At Mataam Fez, meals are about more than the food. The restaurant exudes both the warm hospitality and the festive traditions of Morocco, creating a vibrant dining experience that brings a small piece of northern Africa to Denver.
Every meal is a five-course feast that begins with an opportunity for guests to wash their hands using lightly scented lemon water. After selecting an entree from the menu—which includes dishes such as honey-glazed cornish game hen with apricots and roasted almonds as well as vegetarian couscous with seasonal vegetables—tables receive orders of savory harira soup, assorted Moroccan salads, and a b’stella pastry appetizer before the main courses arrive. The palate-cleansing course of fresh fruit and mint tea then herald the end of the meal.
The spirit of Morocco isn’t constrained to the menu, however. It also heavily influences the restaurant’s decor and ambiance. Colorful cushions surround the low teak-inlaid tables, which allows diners to enjoy their meal in traditional Moroccan fashion: seated on the floor and eating with their hands instead of silverware or telekinetic powers. Although brightly colored tapestries and shining brassware adorn the walls, most eyes are drawn to the professional belly dancers who occasionally weave between the tables.
Sri Lankan culture incorporates distinctive southern Asian roots along with influences from the various European nations that have ruled it. As a result, the cuisine typically features a m?lange of Indian, Portuguese, Dutch, Chinese, and Malaysian flavors. At Sri Lanka Curry Leaf Restaurant, Lana Hillstrom remains true to the flavors of her native Sri Lanka, filling the menu with her country's eclectic cuisine. Pork and sliced mango simmer in aromatic curry, distinguished from familiar Thai or Indian versions by a signature powder that uses 21 fragrant ingredients, according to the Colorado Springs Independent. The rest of the menu includes Sri Lankan interpretations of Asian standards such as chicken tikka, fried rice, and mulligatawny soup.
Channeling the same vivaciousness as the menu, the dining room bursts with color from its sunshine-yellow walls, draped with leafy foliage and imported Sri Lankan rainbows. Framed pictures and woodwork also adorn the walls and add to the room's homey ambiance.
The Salad Bowl understands that a person cannot wallpaper his or her stomach lining with artsy leaf rubbings without handy access to a multitude of media. Get creative as you customize a salad by selecting greens and toppings from The Salad Bowl's extensive list of more than 50 ingredients ($7–$9). After choosing a mix of lettuce, veggies, and protein, garnish the greens with an assortment of nuts, croutons, and dressing.

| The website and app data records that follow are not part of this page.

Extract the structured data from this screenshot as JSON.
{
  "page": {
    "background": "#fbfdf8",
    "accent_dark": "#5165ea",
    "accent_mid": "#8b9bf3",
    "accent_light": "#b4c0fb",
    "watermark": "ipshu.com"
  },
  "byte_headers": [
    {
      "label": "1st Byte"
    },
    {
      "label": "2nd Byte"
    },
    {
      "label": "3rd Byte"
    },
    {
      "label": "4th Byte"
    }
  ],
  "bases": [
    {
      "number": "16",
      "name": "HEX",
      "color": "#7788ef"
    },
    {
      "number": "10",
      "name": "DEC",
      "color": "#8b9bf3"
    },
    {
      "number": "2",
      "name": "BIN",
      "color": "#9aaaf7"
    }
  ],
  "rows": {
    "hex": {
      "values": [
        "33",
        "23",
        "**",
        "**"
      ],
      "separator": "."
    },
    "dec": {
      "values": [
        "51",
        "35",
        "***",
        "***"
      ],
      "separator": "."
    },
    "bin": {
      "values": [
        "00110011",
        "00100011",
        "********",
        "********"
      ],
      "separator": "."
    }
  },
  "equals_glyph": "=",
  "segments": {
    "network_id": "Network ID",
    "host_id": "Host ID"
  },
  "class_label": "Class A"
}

At Señor Camaron, chefs season fresh fish fillets and tender steaks with poblano peppers, tamarind, and cilantro. The menu's Mexican seafood tastes mirror the eatery's beachy decor—patrons sit in palm and leather seats under wall-mounted sharks, colorful flags, and lifeguards who enthusiastically blow their whistle every time someone cleans their plate.
On average, it takes one year to invent a sandwich that meets the standards of Jason's Deli—countless combinations of breads and filling won't ever leave the test kitchen. Those that do follow a strict set of rules: no artificial trans fat, no high-fructose corn syrup, and flavors that come from freshness rather than additives. The results can be bitten into at hundreds of locations across America. At each, difficult choices abound between reubens and spicy-ranchero chicken wraps, or between a turkey club and a New Orleans-inspired muffaletta, spread with a family-recipe olive mix. Even those who don't want a sandwich still have to make tough decisions when they approach the salad bar brimming with organic fixings.
Despite the difficulties of selection, Jason's Deli prioritizes convenience. Its stores have organized a list of gluten-sensitive selections as well as healthy kids' meals, which come with sides of organic carrots or apples as opposed to other restaurants' deep-fried lard balls. The company also advocates for emotional health as fervently as it does nutrition—its Leadership Institute hosts workshops for employees on topics ranging from conflict resolution to finances to ethics.
John Pinelli had lived across the country, but he always returned to one place: Philadelphia. Each year, no matter where he was, he would come back to that city like a boomerang. A very hungry boomerang. During his visits, he devoured cheese steaks, Italian hoagies, water ice, and Tastykakes snack pies. He just wished he could bring one of those restaurants back to his home in Denver. Instead, he opened South Philly Cheese Steaks in 2004.
Pinelli's decision to leave his corporate job perplexed his family, but he knew he was on to something. After all, he knew how to make italian hoagies and hot roast beef. He knew how to bake Philly-style pizza, and of course, he knew how to assemble an authentic Philadelphia cheese steak. It all proved successful, and South Philly Cheese Steaks now has several locations across Denver and its surrounding areas?with more likely to come.
At each restaurant, a simple dining room greets patrons with casual tables and a custom mural of Philadelphia's skyline. In the kitchen, cooks work with many ingredients sourced right from Philly. In addition to the classic cheese steak, they assemble special varieties, such as a pizza cheese steak with provolone and marinara.